A future audition can lead to many emotions: excitement, hopeful, nervousness, scared, anxious, determined. With days leading up to the audition, it's hard to manage all these emotions in the most effective way.
Anyone who is planning to audition for a part in a play, show, or any theatrical production should consider using these effective techniques to help prepare and reduce your negative emotions.
1. Engage in intense practice days before the audition
Like the saying goes, “practice makes perfect”, and this is especially true when preparing for an audition.
In the days leading up, engage in intense practice sessions and recite all of your parts over and over until it becomes second nature.

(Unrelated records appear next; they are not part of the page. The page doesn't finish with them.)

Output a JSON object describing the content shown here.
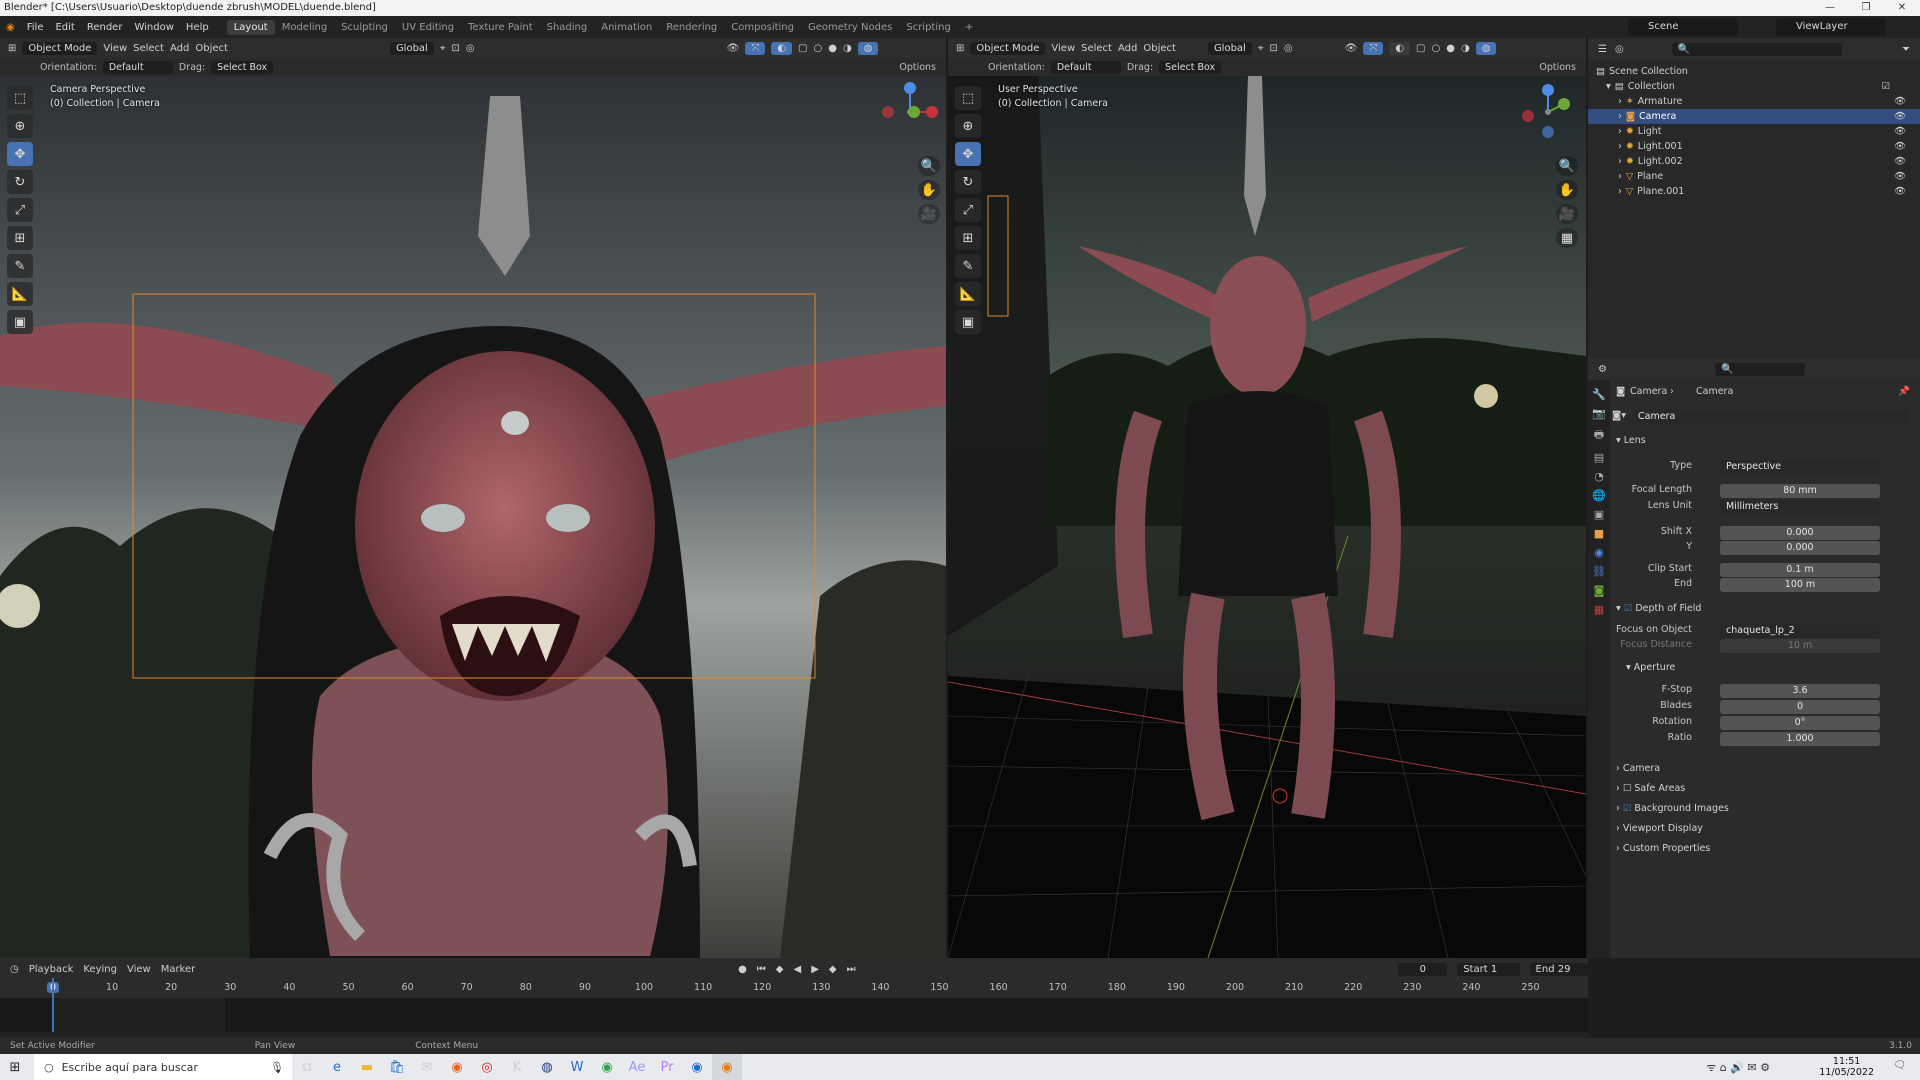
{
  "titlebar": {
    "title": "Blender* [C:\\Users\\Usuario\\Desktop\\duende zbrush\\MODEL\\duende.blend]"
  },
  "menu": {
    "items": [
      "File",
      "Edit",
      "Render",
      "Window",
      "Help"
    ]
  },
  "workspaces": [
    "Layout",
    "Modeling",
    "Sculpting",
    "UV Editing",
    "Texture Paint",
    "Shading",
    "Animation",
    "Rendering",
    "Compositing",
    "Geometry Nodes",
    "Scripting"
  ],
  "active_workspace": "Layout",
  "scene": {
    "name": "Scene",
    "view_layer": "ViewLayer"
  },
  "viewport_left": {
    "mode": "Object Mode",
    "menus": [
      "View",
      "Select",
      "Add",
      "Object"
    ],
    "transform": "Global",
    "orientation_label": "Orientation:",
    "orientation": "Default",
    "drag_label": "Drag:",
    "drag": "Select Box",
    "options": "Options",
    "overlay_title": "Camera Perspective",
    "overlay_sub": "(0) Collection | Camera"
  },
  "viewport_right": {
    "mode": "Object Mode",
    "menus": [
      "View",
      "Select",
      "Add",
      "Object"
    ],
    "transform": "Global",
    "orientation_label": "Orientation:",
    "orientation": "Default",
    "drag_label": "Drag:",
    "drag": "Select Box",
    "options": "Options",
    "overlay_title": "User Perspective",
    "overlay_sub": "(0) Collection | Camera"
  },
  "outliner": {
    "root": "Scene Collection",
    "collection": "Collection",
    "items": [
      "Armature",
      "Camera",
      "Light",
      "Light.001",
      "Light.002",
      "Plane",
      "Plane.001"
    ],
    "selected": "Camera"
  },
  "properties": {
    "breadcrumb": [
      "Camera",
      "Camera"
    ],
    "data_name": "Camera",
    "lens_header": "Lens",
    "type_label": "Type",
    "type_value": "Perspective",
    "focal_label": "Focal Length",
    "focal_value": "80 mm",
    "lens_unit_label": "Lens Unit",
    "lens_unit_value": "Millimeters",
    "shift_x_label": "Shift X",
    "shift_x_value": "0.000",
    "shift_y_label": "Y",
    "shift_y_value": "0.000",
    "clip_start_label": "Clip Start",
    "clip_start_value": "0.1 m",
    "clip_end_label": "End",
    "clip_end_value": "100 m",
    "dof_header": "Depth of Field",
    "focus_obj_label": "Focus on Object",
    "focus_obj_value": "chaqueta_lp_2",
    "focus_dist_label": "Focus Distance",
    "focus_dist_value": "10 m",
    "aperture_header": "Aperture",
    "fstop_label": "F-Stop",
    "fstop_value": "3.6",
    "blades_label": "Blades",
    "blades_value": "0",
    "rotation_label": "Rotation",
    "rotation_value": "0°",
    "ratio_label": "Ratio",
    "ratio_value": "1.000",
    "panels": [
      "Camera",
      "Safe Areas",
      "Background Images",
      "Viewport Display",
      "Custom Properties"
    ]
  },
  "timeline": {
    "menus": [
      "Playback",
      "Keying",
      "View",
      "Marker"
    ],
    "current_frame": "0",
    "start_label": "Start",
    "start": "1",
    "end_label": "End",
    "end": "29",
    "ticks": [
      "0",
      "10",
      "20",
      "30",
      "40",
      "50",
      "60",
      "70",
      "80",
      "90",
      "100",
      "110",
      "120",
      "130",
      "140",
      "150",
      "160",
      "170",
      "180",
      "190",
      "200",
      "210",
      "220",
      "230",
      "240",
      "250"
    ]
  },
  "statusbar": {
    "left": "Set Active Modifier",
    "mid": "Pan View",
    "right": "Context Menu",
    "version": "3.1.0"
  },
  "taskbar": {
    "search_placeholder": "Escribe aquí para buscar",
    "time": "11:51",
    "date": "11/05/2022"
  },
  "colors": {
    "accent": "#4772b3",
    "selected_row": "#334d80",
    "camera_frame": "#e08a2c"
  }
}
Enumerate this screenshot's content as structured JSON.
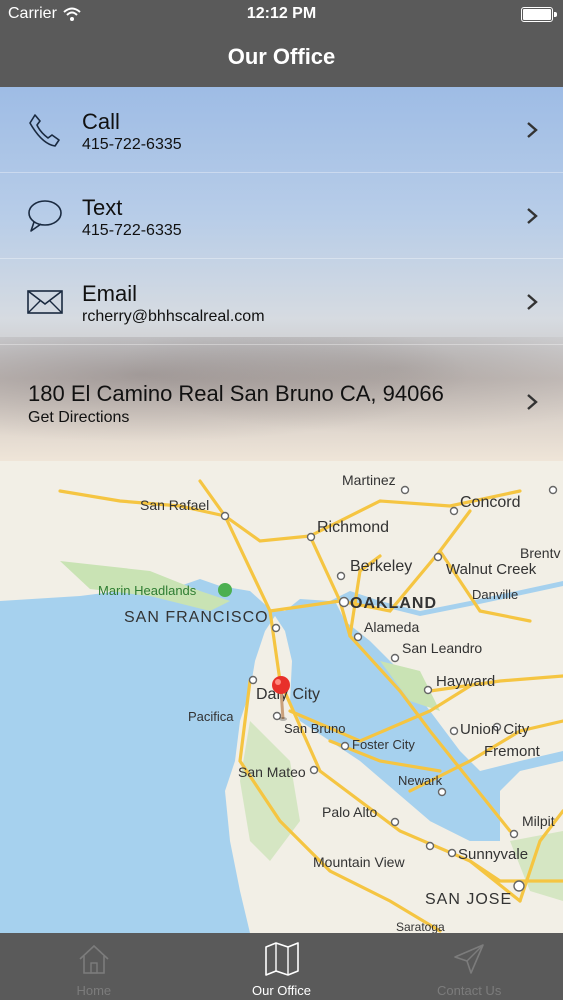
{
  "status_bar": {
    "carrier": "Carrier",
    "time": "12:12 PM"
  },
  "nav": {
    "title": "Our Office"
  },
  "contact": {
    "call": {
      "label": "Call",
      "value": "415-722-6335",
      "icon": "phone-icon"
    },
    "text": {
      "label": "Text",
      "value": "415-722-6335",
      "icon": "speech-bubble-icon"
    },
    "email": {
      "label": "Email",
      "value": "rcherry@bhhscalreal.com",
      "icon": "envelope-icon"
    },
    "address": {
      "label": "180 El Camino Real San Bruno CA, 94066",
      "sub": "Get Directions"
    }
  },
  "map": {
    "places": {
      "martinez": "Martinez",
      "concord": "Concord",
      "san_rafael": "San Rafael",
      "richmond": "Richmond",
      "brentwood": "Brentv",
      "berkeley": "Berkeley",
      "walnut_creek": "Walnut Creek",
      "marin_headlands": "Marin Headlands",
      "danville": "Danville",
      "oakland": "OAKLAND",
      "san_francisco": "SAN FRANCISCO",
      "alameda": "Alameda",
      "san_leandro": "San Leandro",
      "hayward": "Hayward",
      "daly_city": "Daly City",
      "pacifica": "Pacifica",
      "san_bruno": "San Bruno",
      "union_city": "Union City",
      "fremont": "Fremont",
      "foster_city": "Foster City",
      "san_mateo": "San Mateo",
      "newark": "Newark",
      "palo_alto": "Palo Alto",
      "milpitas": "Milpit",
      "mountain_view": "Mountain View",
      "sunnyvale": "Sunnyvale",
      "san_jose": "SAN JOSE",
      "saratoga": "Saratoga"
    },
    "colors": {
      "water": "#a6d1ee",
      "land": "#f2efe6",
      "park": "#c9e3b4",
      "highway": "#f5c542",
      "pin": "#e8302a"
    }
  },
  "tabs": [
    {
      "label": "Home",
      "icon": "home-icon",
      "active": false
    },
    {
      "label": "Our Office",
      "icon": "map-icon",
      "active": true
    },
    {
      "label": "Contact Us",
      "icon": "paper-plane-icon",
      "active": false
    }
  ]
}
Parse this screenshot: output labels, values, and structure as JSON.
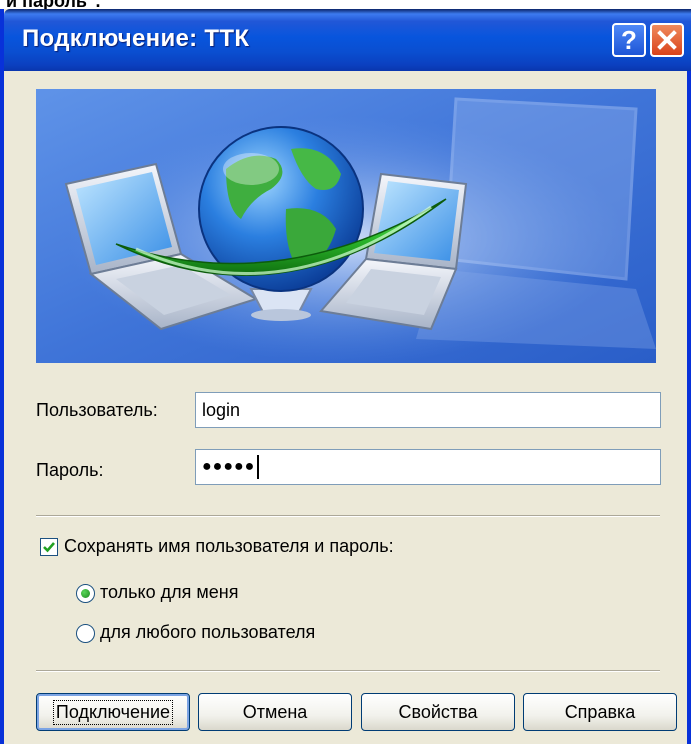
{
  "caption": "и пароль\".",
  "window": {
    "title": "Подключение: ТТК",
    "help_icon": "?",
    "close_icon": "×"
  },
  "form": {
    "user_label": "Пользователь:",
    "user_value": "login",
    "password_label": "Пароль:",
    "password_value": "●●●●●"
  },
  "save": {
    "label": "Сохранять имя пользователя и пароль:",
    "checked": true,
    "options": [
      "только для меня",
      "для любого пользователя"
    ],
    "selected_index": 0
  },
  "buttons": {
    "connect": "Подключение",
    "cancel": "Отмена",
    "properties": "Свойства",
    "help": "Справка"
  },
  "icons": [
    "help-icon",
    "close-icon",
    "network-globe-illustration",
    "check-icon"
  ],
  "colors": {
    "titlebar": "#0855dd",
    "dialog_bg": "#ece9d8",
    "banner_bg": "#3e74d6",
    "button_border": "#003c74"
  }
}
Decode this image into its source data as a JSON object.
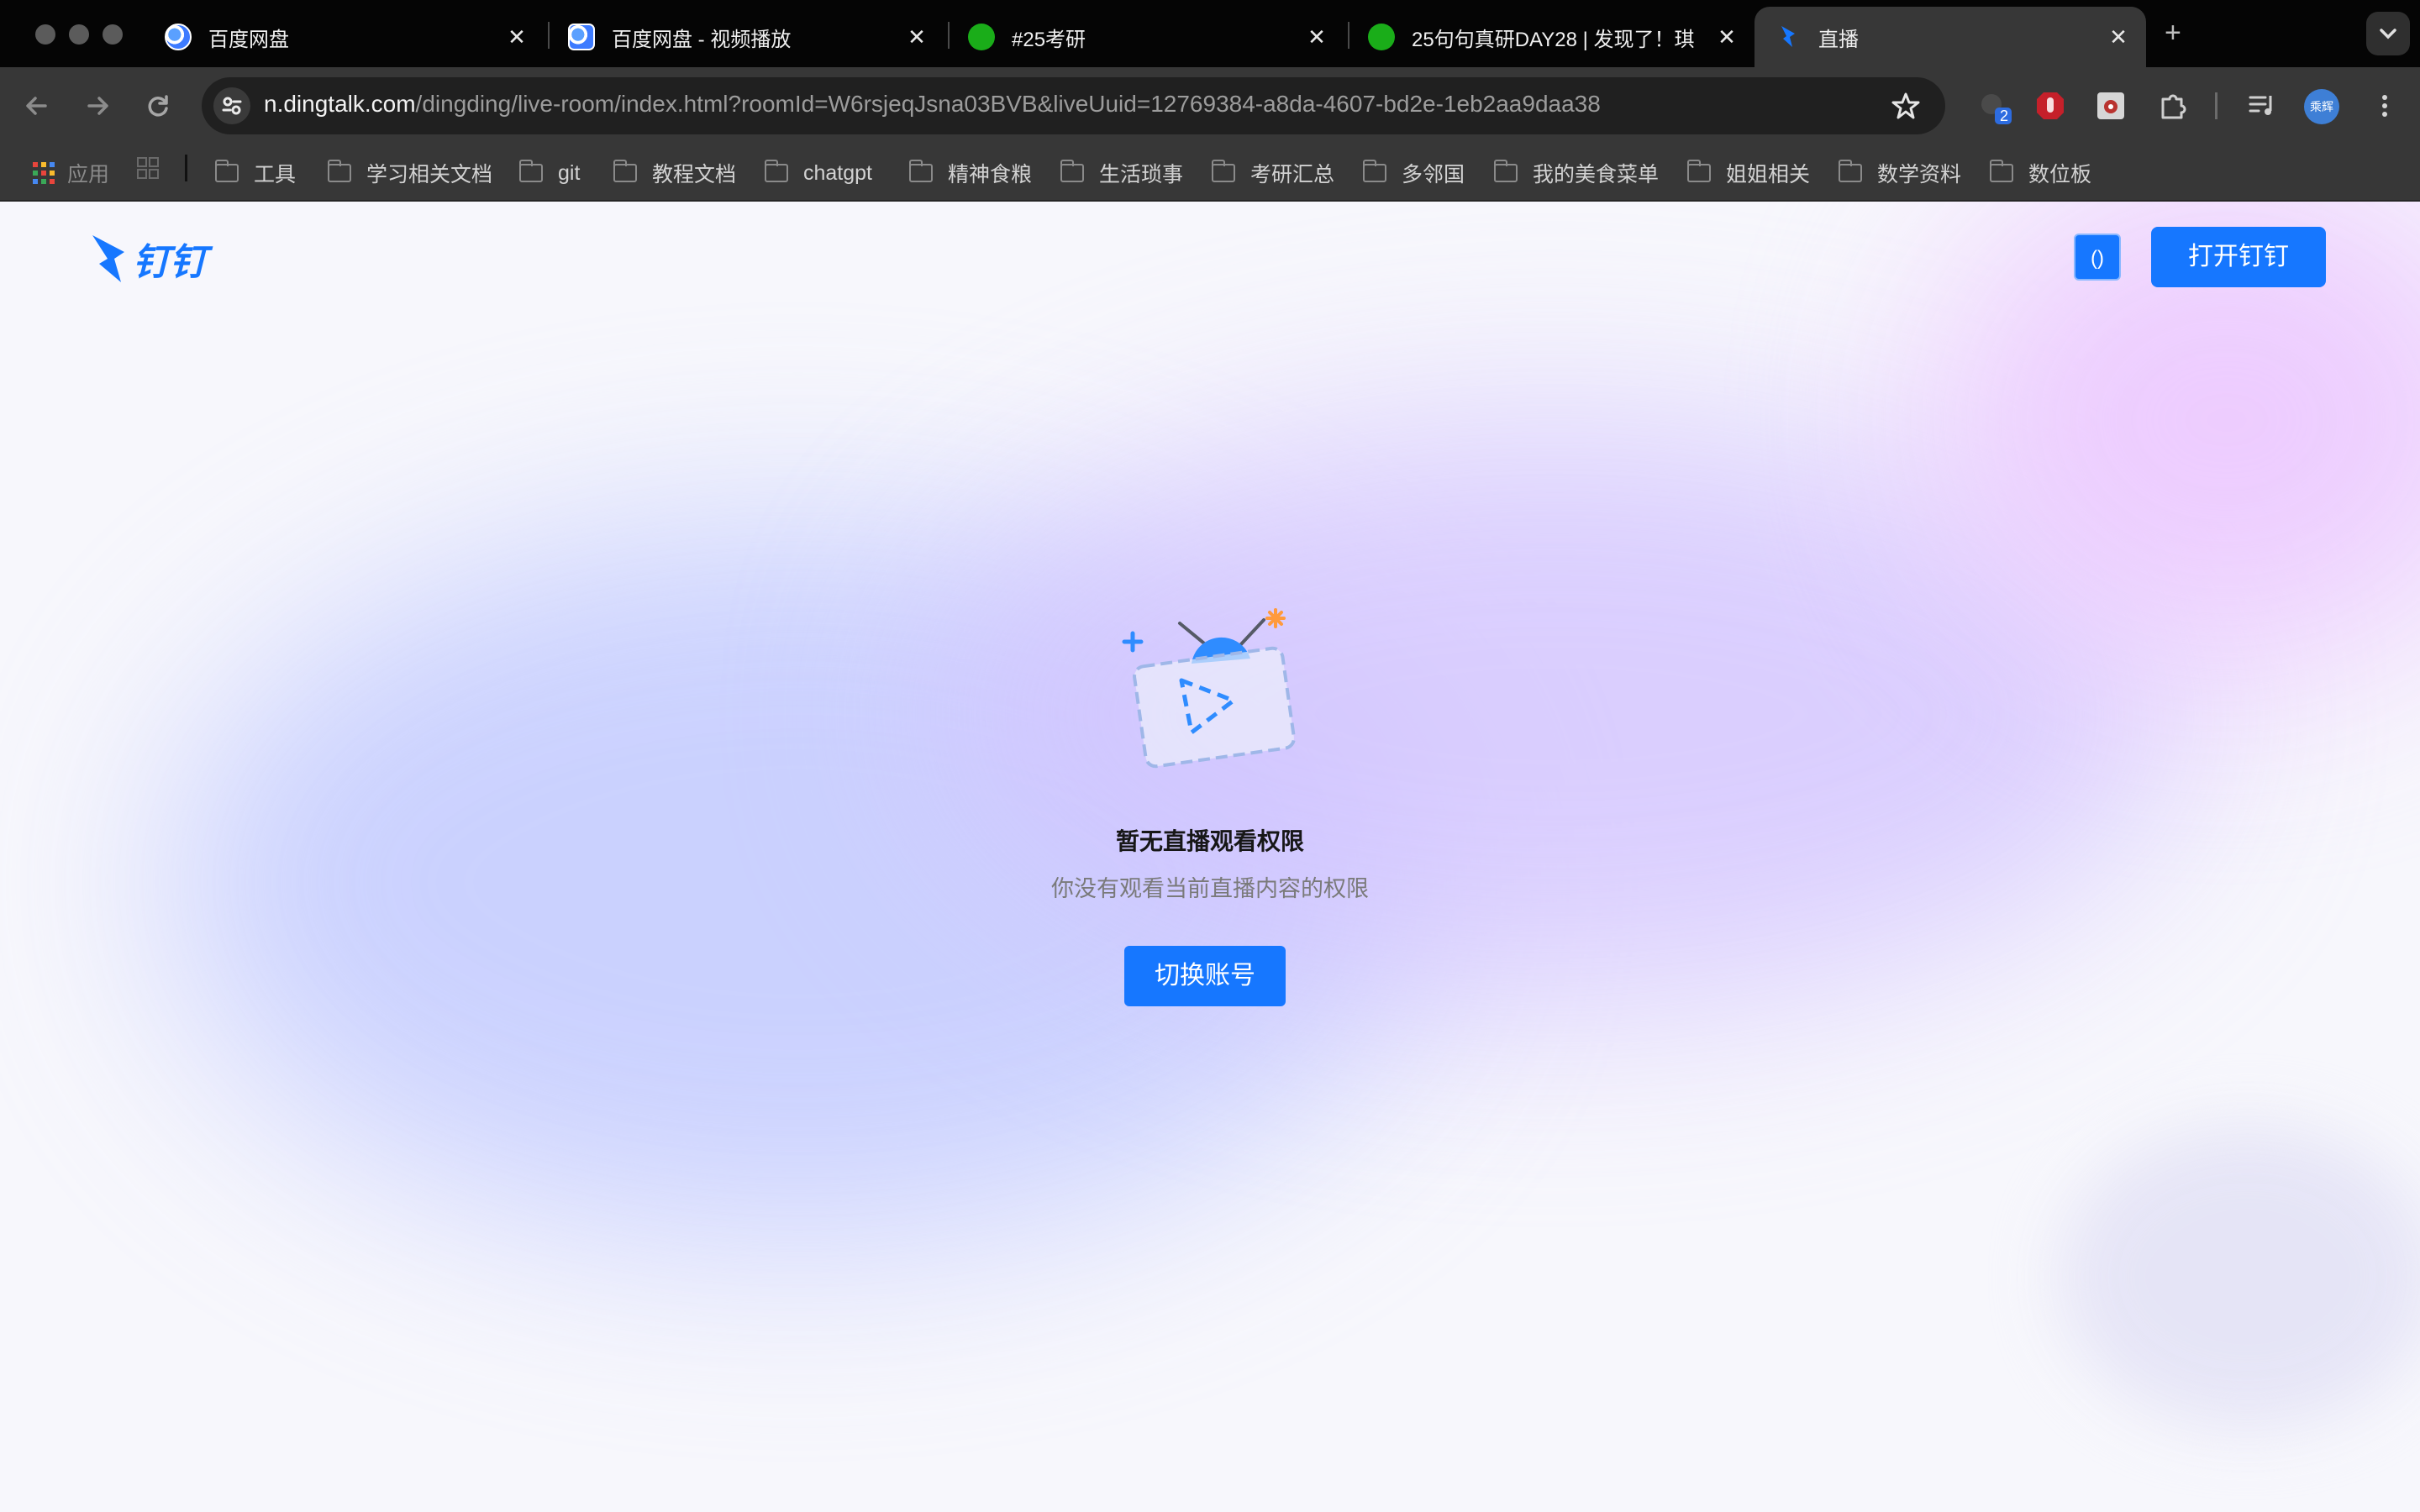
{
  "browser": {
    "tabs": [
      {
        "title": "百度网盘",
        "favicon": "baidu-netdisk-icon"
      },
      {
        "title": "百度网盘 - 视频播放",
        "favicon": "baidu-netdisk-icon"
      },
      {
        "title": "#25考研",
        "favicon": "wechat-icon"
      },
      {
        "title": "25句句真研DAY28 | 发现了！琪",
        "favicon": "wechat-icon"
      },
      {
        "title": "直播",
        "favicon": "dingtalk-icon",
        "active": true
      }
    ],
    "new_tab": "+",
    "close_glyph": "✕",
    "url": {
      "host": "n.dingtalk.com",
      "path": "/dingding/live-room/index.html?roomId=W6rsjeqJsna03BVB&liveUuid=12769384-a8da-4607-bd2e-1eb2aa9daa38"
    },
    "extension_badge": "2",
    "profile_label": "乘辉",
    "bookmarks": [
      "应用",
      "工具",
      "学习相关文档",
      "git",
      "教程文档",
      "chatgpt",
      "精神食粮",
      "生活琐事",
      "考研汇总",
      "多邻国",
      "我的美食菜单",
      "姐姐相关",
      "数学资料",
      "数位板"
    ]
  },
  "page": {
    "logo_text": "钉钉",
    "small_button": "()",
    "open_button": "打开钉钉",
    "message_title": "暂无直播观看权限",
    "message_subtitle": "你没有观看当前直播内容的权限",
    "switch_button": "切换账号"
  },
  "colors": {
    "accent": "#1677ff",
    "illus_orange": "#ff9a3c"
  }
}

This is helpful to do when you have a friend to assist you or an audience to watch you practice; it will spike your nerves and make you perform like you would at the audition.
Doing so over and over in front of your peers will also give you a sense of comfort to decrease your nerves and/or any embarrassment.
On the day of the audition, however, it’s advised to *** avoid intense reciting or performing any in-depth practice to give a fresh performance for the casting.
Going over your material last minute is the same as cramming for a test, are you really going to feel prepared or rather rushed to not lose those last thoughts?
You need to keep your character fresh, allowing yourself to think and feel your lines, not recite them.
2. Arrive early to the audition
Never arrive to an audition just before you are scheduled to perform.
Give yourself time to to allow for unexpected delays such as finding parking or traffic; why not reduce what stress you have by arriving on time and feeling prepared?
The best scenario is to arrive early (30 minutes to an hour) and have plenty of time to get to the location and mentally prepare.
Take advantage of the waiting room and arriving early because this is your time to get psychologically prepared.
While you wait, I would recommend against engaging with other actors or competitors no matter how nice they are.
This is not a time to be social.
Being social can distract you from transforming into your character, and could lead to self-doubt from comparing yourself to the competition.
3. Dress for the part
The best way to show the director you are right for the character is to dress like it.
Dressing the part allows the judges to see the vision come to life instead of relying on their imagination.
Study your character, learn their hobbies, interest and imagine how you feel they would dress to portray their beliefs and recreate your interpretation for the casting judges.
You might even create something the director didn’t originally imagine, but loves! You don‘t get anywhere in life without taking risks.
4. Act like the part is yours
When you go to the audition, acting as though you have already been selected to play the character instills more confidence than any other emotion.
Now don‘t confuse confidence with cockiness or arrogance; you still have to work for your part.
I‘ve found that going in with this confidence helps performers appear more natural on stage, as well as more willing to break out of their shell and become the character.
5. Focus on memorization and becoming the character
There are two primary things to focus on when preparing for an audition.
The first is to make sure you have memorized not only all the lines to perfection, but to also allow yourself to transform into the character you are auditioning for down to their movement and dialect.
Some characters have accents or speak with a noticeable characteristic.
Others still may move in a certain manner or hold their posture in a particular way.
Take care to memorize and practice these character traits so you will be completely prepared.
Once you have the character traits memorized, you must learn how to execute them in your performance. Essentially, you need to learn how to become the character.
Here are tips for memorizing lines:
1. Write out your lines. Just like we do for studying upcoming exams, note taking helps our brain absorb information. Visualizing the words helps your focus and allows your mind to connect with the lines you are writing.
2. Turn your lines into a song. This might not be for everyone, but song are easier to remember than speeches. By turning your audition into a song you can sing-along to it on your off days of from memorizing lines to ensure you are always thinking about your monologue and most likely it'll get stuck in your head; just like a song.
3. Audition and run your lines with someone.
4. Give yourself a break. Go for a walk, read, take a nap, go to the gym; other activities will give your brain a rest and allow it to actually process the information.
5. Know your line cues.
TIP: If you are really struggling with your lines, record yourself reading them and play that on a loop throughout your day.
On your car rides, making dinner, at work, or even while you're sleeping. You’ll have them memorized in no time.
Anyone who has a love for theatre, whether they are an amateur or a professional, can benefit from these useful tips to help them be more successful.
With some advance preparation and hard work, you might get that part you always wanted to play.